AB: Yeah. I needed to pull back. The authorial voice in Running With Scissors is extremely—the note is very low—it's very reportage. I just sort of walk through the funhouse. And that's very much how I lived it. Dry I took more liberties with because it was a very complicated mess. It was my journal. And it was about eight hundred pages. And it was just a mess. And I had to fudge it a little bit. I had to combine some people together.
G: But when you're upfront about it, it sort of dissolves the—
AB: Well, I think when people can understand—Dry's a true story but some of the people that say certain things were actually other people. And I do that just because it's—it would have been confusing as a reader; it would have been confusing to introduce a character so late, you know? I also invented someone's testimony in an AA meeting, and the reason I did that was just because I didn't want to tell someone else's story that was repeated in AA. I didn't want someone to read that book and have them go, "That was my story." I didn't want that one person—I changed that, actually, for just one person. I didn't want that one person to see their story in my book. That would have been emotional shoplifting and I wouldn't do that. So I would rather lie in that instance and create a fiction. And actually, some people have been upset that I did that. But I just don't have a problem with that.
G: But a representative one of—
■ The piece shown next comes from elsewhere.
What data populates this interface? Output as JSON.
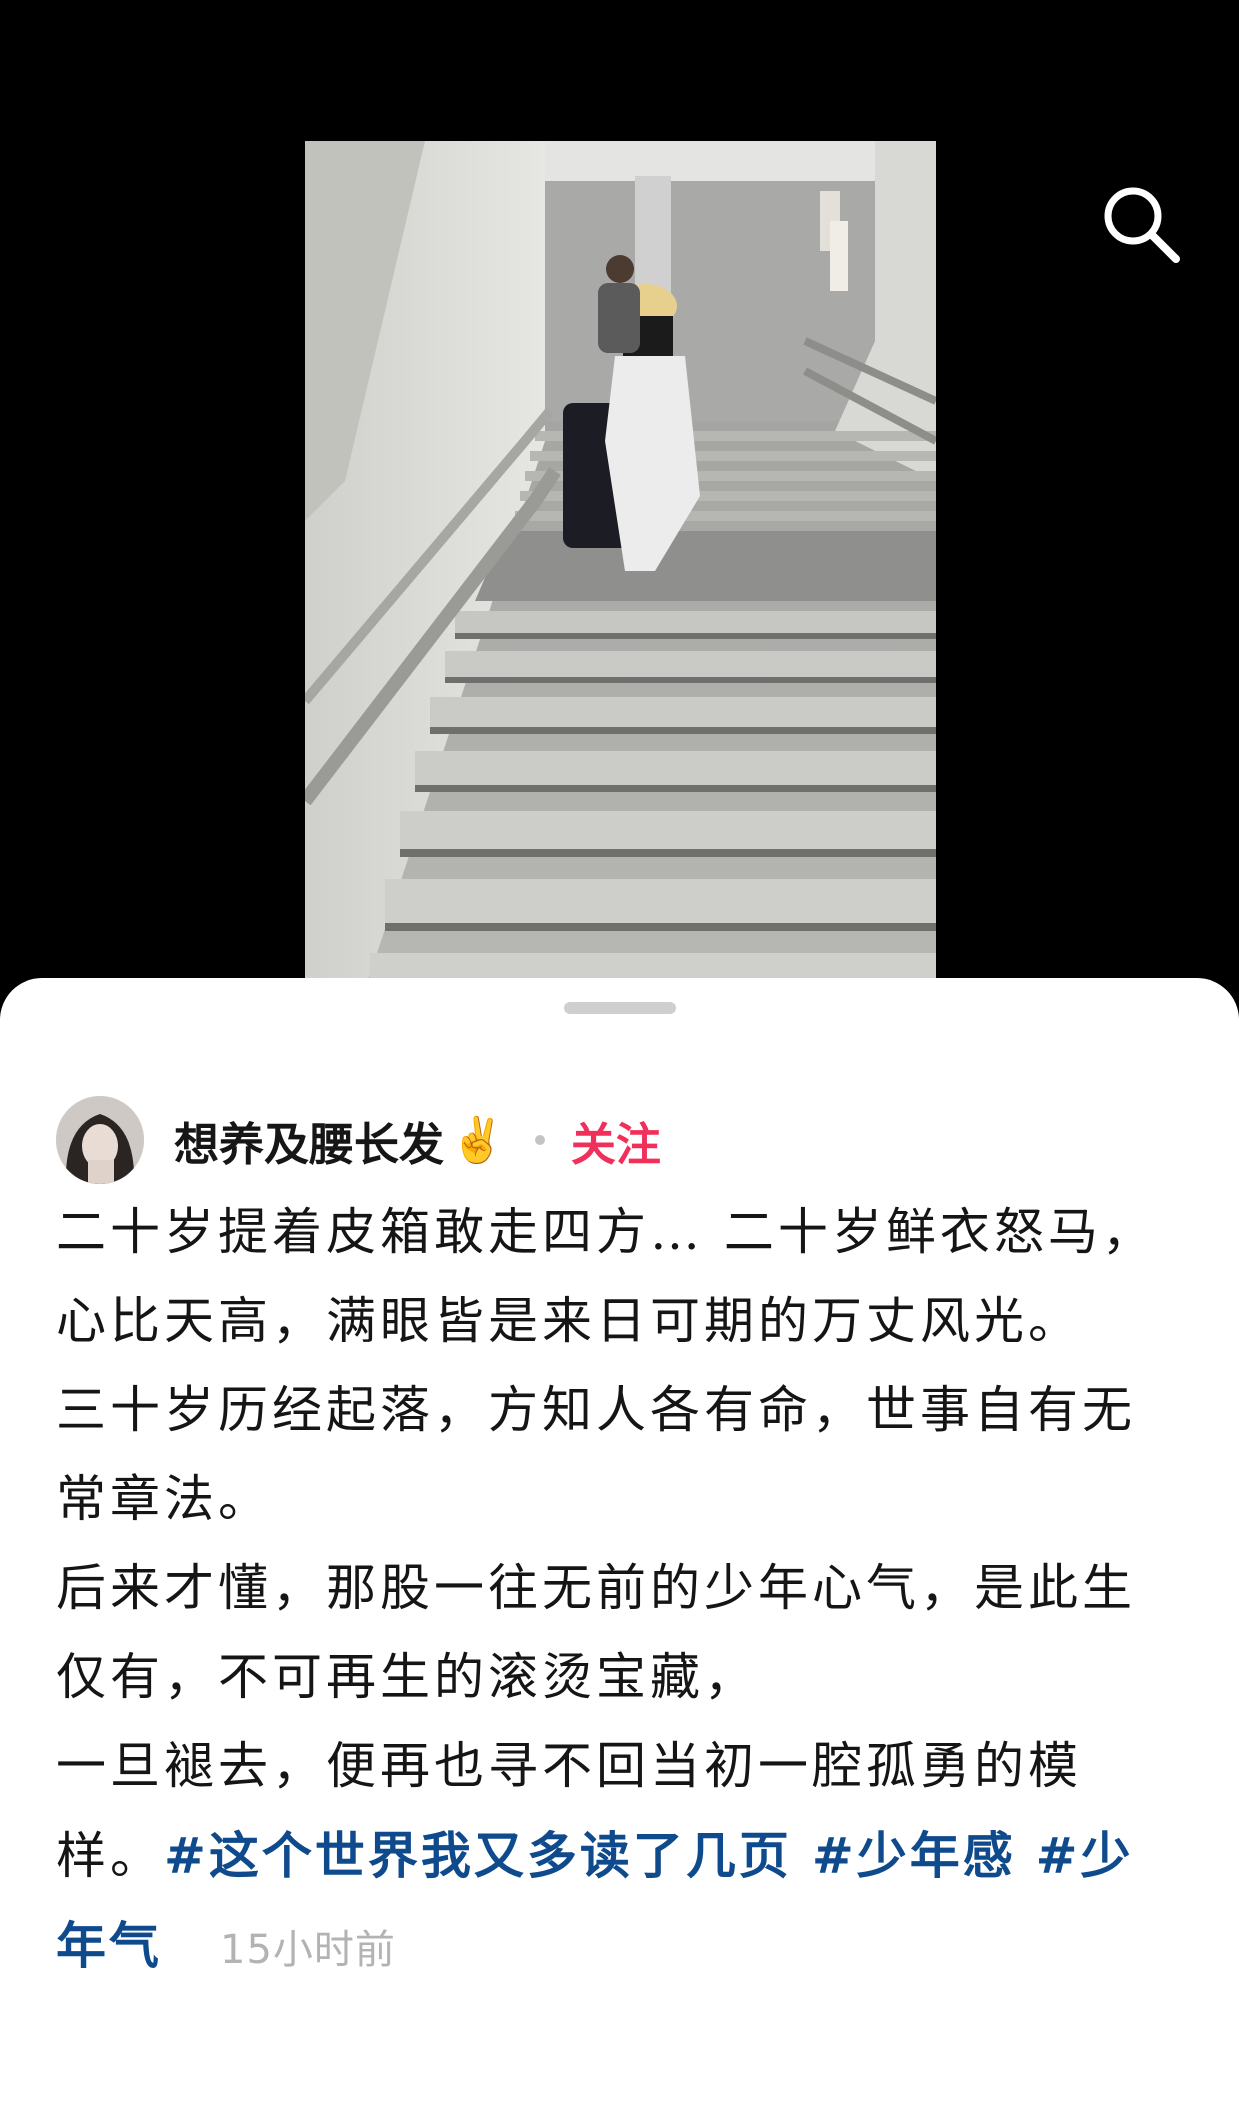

AB: Yeah. But someone did say something. I think where you get into trouble is when you say—when you make bold, wild outlandish claims of things you've done and achieved, and it actually turns out you haven't. And you tell people, "No, it's true. I did. I was married to a girl, and she was a model and she was killed. And it was horrible. And I had a nervous breakdown." You know, and I get you emotionally involved, and you start to feel bad for me because I lost my model wife. You know, you're going to be mad at me when you find out I didn't have a model wife. You are going to be mad that you cried. And I think that that's kind of how readers feel when they get emotionally invested in a memoir or in a story—in a memoir, when they make an emotional investment, to find out that they cried for nobody? Or for somebody in a book, especially a successful book turning a profit, it's just—there's something kind of gross about it, I guess. The thing that makes memoirs so strong is because, when you read something in a book that resonates—when you read something you recognize as "That could have come from me"—it makes you feel less alone in the world. It makes you feel less alone. In the movie I think there are certain liberties. I mean, no one ever gave me a can of cash, you know, like at the end. I was never given a can of cash, you know. But it—Ryan did that, and I think it makes the point beautifully in a way that you'd have to make with six pages of dialogue to explain what that can of cash stands for: you know, of "I'm not much of a mother to you—I'm a little bit of a mother, and that's all I can give you and I believe in you," you know? But that's Agnes. And that's a good way to show that.
G: There's so much more I'd love to talk to you about, but we're out of time.
AB: I know. I'm sorry. But thank you for your talk.
[For Groucho's review of Running With Scissors, click here.]